SUPPLIED INFORMATION Block Start

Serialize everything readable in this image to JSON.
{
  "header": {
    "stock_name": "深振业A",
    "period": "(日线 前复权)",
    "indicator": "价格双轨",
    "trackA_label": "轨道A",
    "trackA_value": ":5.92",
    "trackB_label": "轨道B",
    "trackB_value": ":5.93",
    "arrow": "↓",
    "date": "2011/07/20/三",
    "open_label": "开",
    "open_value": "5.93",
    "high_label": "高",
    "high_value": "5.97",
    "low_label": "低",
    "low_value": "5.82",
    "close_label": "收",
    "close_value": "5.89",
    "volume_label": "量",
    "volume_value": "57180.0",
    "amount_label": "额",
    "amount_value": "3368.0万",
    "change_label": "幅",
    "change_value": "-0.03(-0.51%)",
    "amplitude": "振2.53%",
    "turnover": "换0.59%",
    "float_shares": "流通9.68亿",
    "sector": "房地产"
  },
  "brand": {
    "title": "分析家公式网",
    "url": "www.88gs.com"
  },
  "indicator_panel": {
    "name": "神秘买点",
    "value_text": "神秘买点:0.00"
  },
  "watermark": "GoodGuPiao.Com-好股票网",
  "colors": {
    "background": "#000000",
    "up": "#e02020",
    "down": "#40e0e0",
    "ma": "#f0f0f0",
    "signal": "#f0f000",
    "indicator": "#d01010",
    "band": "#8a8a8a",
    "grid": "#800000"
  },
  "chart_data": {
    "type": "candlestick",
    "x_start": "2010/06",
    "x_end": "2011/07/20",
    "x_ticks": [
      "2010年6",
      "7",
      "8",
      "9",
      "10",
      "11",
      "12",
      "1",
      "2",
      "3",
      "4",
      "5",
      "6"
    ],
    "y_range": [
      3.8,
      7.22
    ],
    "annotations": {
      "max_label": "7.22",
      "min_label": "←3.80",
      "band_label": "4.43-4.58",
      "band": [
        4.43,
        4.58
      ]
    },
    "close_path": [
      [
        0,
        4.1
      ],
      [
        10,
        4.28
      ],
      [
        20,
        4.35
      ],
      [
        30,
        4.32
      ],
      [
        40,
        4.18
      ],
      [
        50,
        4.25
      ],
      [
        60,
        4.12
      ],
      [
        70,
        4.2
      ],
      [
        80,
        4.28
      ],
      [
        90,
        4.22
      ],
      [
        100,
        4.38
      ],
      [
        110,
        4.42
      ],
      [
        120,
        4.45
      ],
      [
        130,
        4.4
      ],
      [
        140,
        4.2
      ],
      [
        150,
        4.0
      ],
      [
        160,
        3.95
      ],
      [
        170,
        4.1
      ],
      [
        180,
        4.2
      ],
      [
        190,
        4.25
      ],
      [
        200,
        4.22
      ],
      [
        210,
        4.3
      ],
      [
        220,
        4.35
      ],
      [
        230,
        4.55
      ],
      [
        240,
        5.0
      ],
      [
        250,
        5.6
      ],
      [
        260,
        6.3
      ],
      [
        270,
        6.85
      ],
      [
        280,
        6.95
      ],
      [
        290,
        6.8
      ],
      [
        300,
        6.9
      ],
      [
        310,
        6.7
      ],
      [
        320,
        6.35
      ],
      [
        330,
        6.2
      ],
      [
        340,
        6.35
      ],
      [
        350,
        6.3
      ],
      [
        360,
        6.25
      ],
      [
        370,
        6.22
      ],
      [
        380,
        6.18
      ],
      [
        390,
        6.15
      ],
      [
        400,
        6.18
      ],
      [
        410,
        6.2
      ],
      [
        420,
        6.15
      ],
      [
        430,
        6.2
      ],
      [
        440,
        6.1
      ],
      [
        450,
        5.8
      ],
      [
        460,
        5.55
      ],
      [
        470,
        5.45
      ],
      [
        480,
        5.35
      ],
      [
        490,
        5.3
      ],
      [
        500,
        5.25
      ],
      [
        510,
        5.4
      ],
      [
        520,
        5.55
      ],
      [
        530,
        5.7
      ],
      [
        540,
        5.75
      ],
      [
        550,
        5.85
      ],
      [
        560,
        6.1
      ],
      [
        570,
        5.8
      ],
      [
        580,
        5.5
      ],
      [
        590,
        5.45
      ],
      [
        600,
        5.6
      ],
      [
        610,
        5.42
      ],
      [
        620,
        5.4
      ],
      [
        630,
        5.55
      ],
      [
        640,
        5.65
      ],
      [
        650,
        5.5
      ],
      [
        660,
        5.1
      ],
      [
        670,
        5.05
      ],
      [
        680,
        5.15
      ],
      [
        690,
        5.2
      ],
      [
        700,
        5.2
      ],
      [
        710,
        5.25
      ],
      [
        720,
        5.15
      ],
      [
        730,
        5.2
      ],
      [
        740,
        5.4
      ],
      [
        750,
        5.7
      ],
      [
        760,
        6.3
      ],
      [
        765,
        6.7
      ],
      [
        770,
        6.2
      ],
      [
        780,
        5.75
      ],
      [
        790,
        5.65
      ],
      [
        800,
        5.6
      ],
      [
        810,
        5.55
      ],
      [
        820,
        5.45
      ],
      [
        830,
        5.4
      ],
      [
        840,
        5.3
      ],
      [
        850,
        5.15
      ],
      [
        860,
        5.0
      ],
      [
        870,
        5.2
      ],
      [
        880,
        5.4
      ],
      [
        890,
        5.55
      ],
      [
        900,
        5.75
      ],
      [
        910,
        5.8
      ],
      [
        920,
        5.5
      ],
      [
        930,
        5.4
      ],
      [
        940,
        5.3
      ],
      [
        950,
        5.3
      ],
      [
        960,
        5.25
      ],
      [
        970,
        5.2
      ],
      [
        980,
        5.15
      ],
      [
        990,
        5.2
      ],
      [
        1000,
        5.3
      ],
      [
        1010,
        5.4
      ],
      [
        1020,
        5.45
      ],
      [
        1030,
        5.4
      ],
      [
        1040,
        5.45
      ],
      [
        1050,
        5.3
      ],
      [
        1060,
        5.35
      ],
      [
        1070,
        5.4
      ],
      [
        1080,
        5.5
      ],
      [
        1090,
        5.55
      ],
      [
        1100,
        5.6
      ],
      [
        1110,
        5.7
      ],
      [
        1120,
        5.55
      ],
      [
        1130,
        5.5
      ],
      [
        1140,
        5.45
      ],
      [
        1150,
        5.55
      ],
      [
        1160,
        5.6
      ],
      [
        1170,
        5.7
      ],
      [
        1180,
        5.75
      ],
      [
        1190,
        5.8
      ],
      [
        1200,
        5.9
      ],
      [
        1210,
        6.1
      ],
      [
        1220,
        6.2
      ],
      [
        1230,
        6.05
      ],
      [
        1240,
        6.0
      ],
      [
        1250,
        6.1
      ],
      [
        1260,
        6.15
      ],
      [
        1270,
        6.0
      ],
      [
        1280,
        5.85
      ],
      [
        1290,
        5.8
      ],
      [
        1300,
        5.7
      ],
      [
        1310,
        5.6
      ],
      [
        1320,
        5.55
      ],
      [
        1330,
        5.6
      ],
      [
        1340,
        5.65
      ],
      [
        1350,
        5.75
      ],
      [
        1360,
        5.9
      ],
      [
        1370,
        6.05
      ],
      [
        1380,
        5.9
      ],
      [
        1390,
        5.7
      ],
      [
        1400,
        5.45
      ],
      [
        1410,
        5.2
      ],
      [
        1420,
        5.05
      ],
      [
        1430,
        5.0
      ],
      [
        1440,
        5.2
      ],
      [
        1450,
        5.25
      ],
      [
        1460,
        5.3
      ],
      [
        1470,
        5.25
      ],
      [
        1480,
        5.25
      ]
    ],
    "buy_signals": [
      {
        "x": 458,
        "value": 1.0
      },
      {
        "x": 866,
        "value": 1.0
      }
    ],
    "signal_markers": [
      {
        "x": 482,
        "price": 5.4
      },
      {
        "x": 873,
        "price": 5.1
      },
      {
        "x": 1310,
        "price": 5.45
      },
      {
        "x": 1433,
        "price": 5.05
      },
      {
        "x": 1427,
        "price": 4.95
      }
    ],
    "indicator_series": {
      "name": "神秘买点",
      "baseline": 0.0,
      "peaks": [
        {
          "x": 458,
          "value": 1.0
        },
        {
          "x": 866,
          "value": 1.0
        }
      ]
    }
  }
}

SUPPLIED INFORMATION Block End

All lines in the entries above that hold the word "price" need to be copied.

▶ RESPONSE BELOW
        "price": 5.4
        "price": 5.1
        "price": 5.45
        "price": 5.05
        "price": 4.95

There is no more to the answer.